### Working data
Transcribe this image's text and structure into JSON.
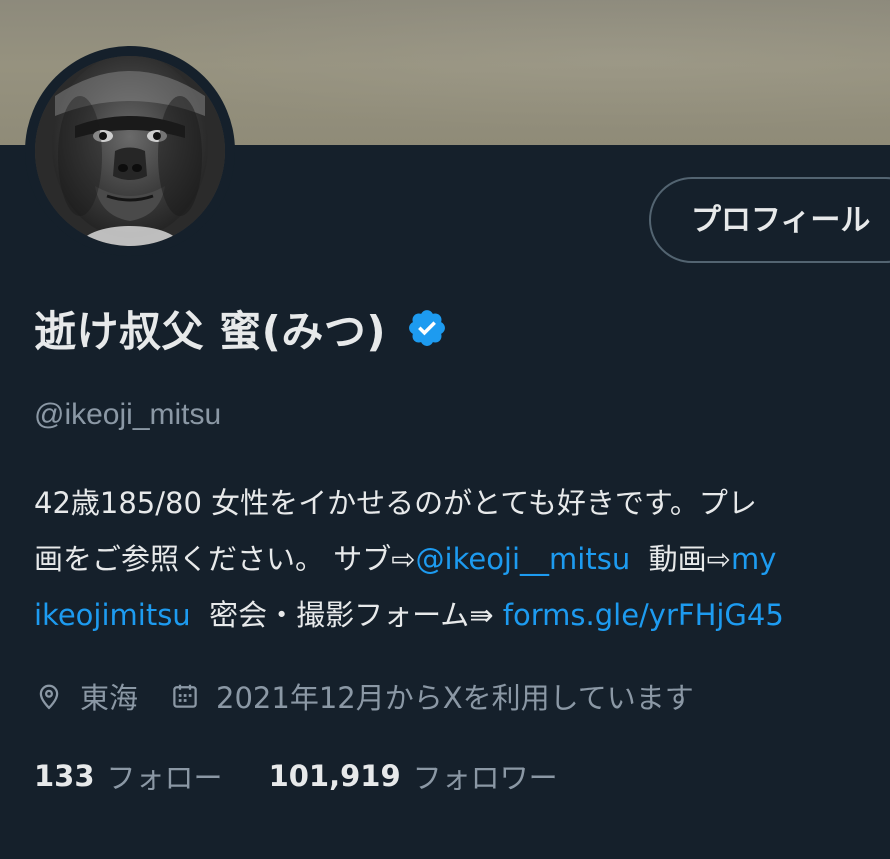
{
  "banner": {
    "color": "#918d7b"
  },
  "header": {
    "profile_button_label": "プロフィール"
  },
  "user": {
    "display_name": "逝け叔父 蜜(みつ)",
    "handle": "@ikeoji_mitsu",
    "verified": true
  },
  "bio": {
    "line1": "42歳185/80 女性をイかせるのがとても好きです。プレ",
    "line2_prefix": "画をご参照ください。 サブ⇨",
    "line2_link1": "@ikeoji__mitsu",
    "line2_mid": "  動画⇨",
    "line2_link2": "my",
    "line3_link1": "ikeojimitsu",
    "line3_mid": "  密会・撮影フォーム⇛ ",
    "line3_link2": "forms.gle/yrFHjG45"
  },
  "meta": {
    "location_icon": "location-pin-icon",
    "location": "東海",
    "calendar_icon": "calendar-icon",
    "joined": "2021年12月からXを利用しています"
  },
  "stats": {
    "following_count": "133",
    "following_label": "フォロー",
    "followers_count": "101,919",
    "followers_label": "フォロワー"
  },
  "colors": {
    "background": "#15202b",
    "text": "#e7e9ea",
    "muted": "#8b98a5",
    "link": "#1d9bf0",
    "verified": "#1d9bf0",
    "button_border": "#536471"
  }
}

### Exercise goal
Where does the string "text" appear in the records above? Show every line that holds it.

### Completed exercise
Transcribe this image's text and structure into JSON.
    "text": "#e7e9ea",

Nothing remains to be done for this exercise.